Kate’s Corner
Apr 21 2016

  Resilient Children

When kids are young, they have many opportunities to be resilient; to get back up when you get knocked down.  In early childhood this takes the form of everything from a new walker continually toddling over and falling to a new talker determined to get you to understand her attempts at asking for ice cream.  Opportunities to be resilient take the shape of not being chosen the 3 year old class line leader on your way to the playground, hurt feelings while learning about friendships when you are in preschool, or being a school ager overwhelmed by a busy schedule of homework, sports and just life when you are 10.

As adults we have the experience, support and skills of resilience.  We have all needed to get back up in many areas of our life over the years.  We know the importance of this critical ability and we keep learning.

Children don’t have that yet.  Challenges are big and it takes time to figure things out.

Karen Cairone, a recognized leader in supporting teachers and families in building resiliency skills in children, offers these underlined strategies.  I think they make sense, and are able to be connected to our work with classrooms and teams and can help families when little ones seem unable to see the other side of a problem.

  1. Model resilience… Children need to see adults in their world using healthy coping behaviors. Know your child, their development and their ability to understand problems and solutions. Never frighten or give children adult problems.
  2. Foster healthy relationships skills… model and talk about trust, loyalty, empathy and generosity. Create strong and loving family bonds.
  3. Teach self-awareness… Children need to be more aware of how their own actions affect others. Timing is everything here; very young children are very egocentric by development yet there is incredible growth in self-awareness during the preschool years and beyond.
  4. Focus on feelings… There is a feeling behind almost every behavior whether that behavior is positive or not.
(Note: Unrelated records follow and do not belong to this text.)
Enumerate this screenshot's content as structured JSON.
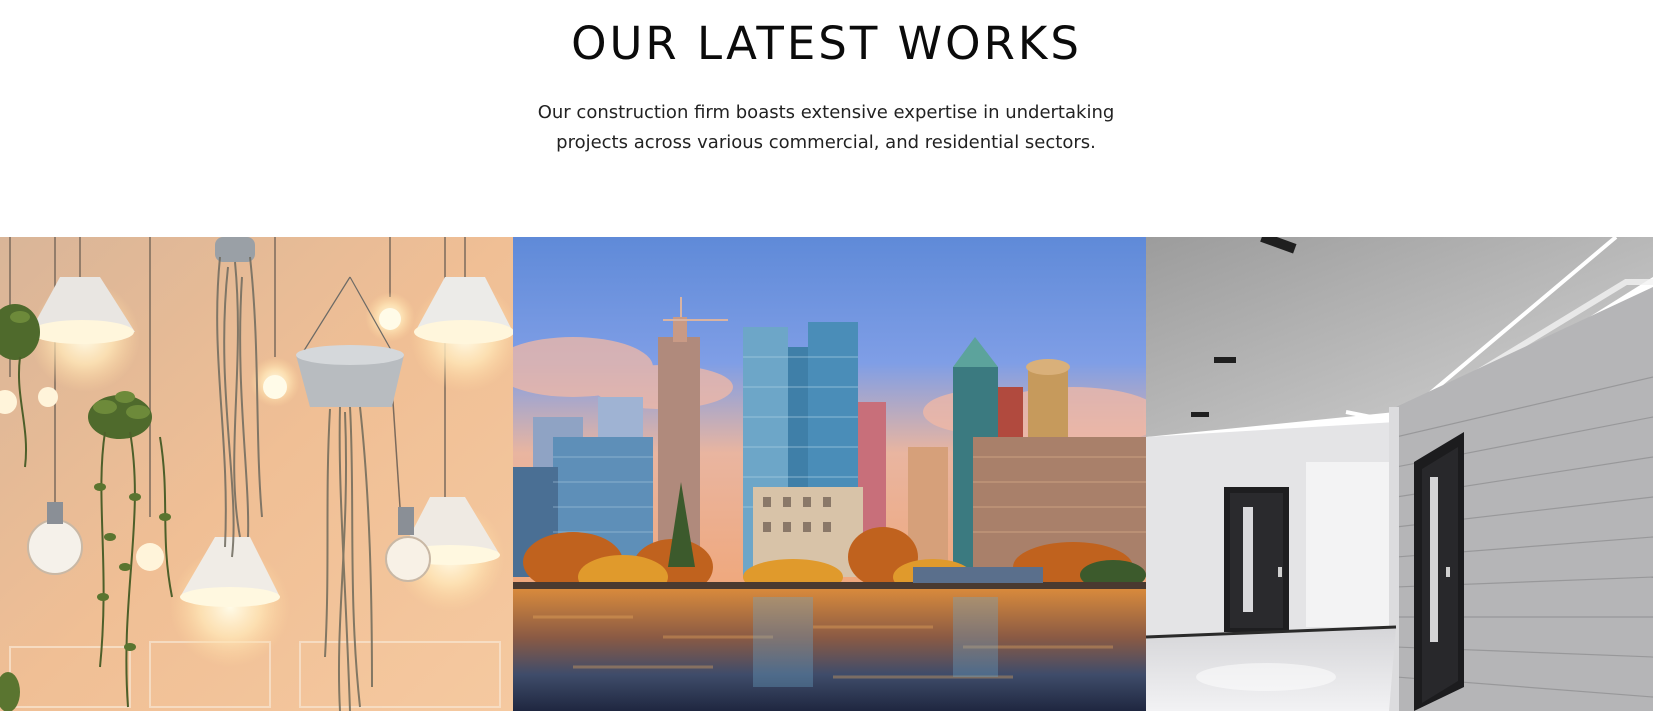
{
  "section": {
    "title": "OUR LATEST WORKS",
    "description": "Our construction firm boasts extensive expertise in undertaking projects across various commercial, and residential sectors."
  },
  "works": [
    {
      "image": "pendant-lamps-hanging-plants-photo"
    },
    {
      "image": "city-skyline-waterfront-photo"
    },
    {
      "image": "modern-interior-hallway-doors-photo"
    }
  ]
}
Help children label their emotions.  This language helps children feel more in control of their own feelings and behaviors and helps them understand others as well.
  5. Lead with strengths… A child who has many chances to use her strengths has more chances to develop confidence and healthy self-esteem. Meaningful and focused praise is far more important than empty or confusing comments i.e. Megan, thank you for organizing the shoes in the front hall.  Your matched pairs and lined them up by size.  Rather than Thanks good job.
  6. Provide healthy outlets… Have some spaces for children to retreat to for alone time. In a fast paced world this is so important to help children take a breath, refocus and learn to calm down and recharge.  Go for a walk, sit on the porch, read, listen to music, lie down, color or draw ~ very young children will need you as their partner, older kids are good on their own.
  7. Focus on consistency… When we provide a consistent approach to routines and transitions, we are helping children feel comfortable. Young children don’t like surprises.  Neither do I.
  8. Foster self-regulation. Again, timing is everything. It takes time and practice to get it right but using these strategies builds self-regulation skills which are so important in school, friendships, sports and community.
  9. Connect with children’s families. Know who your children are with.
  10. Be available… More than anything else, let your children know you are available when they need you. And they always will.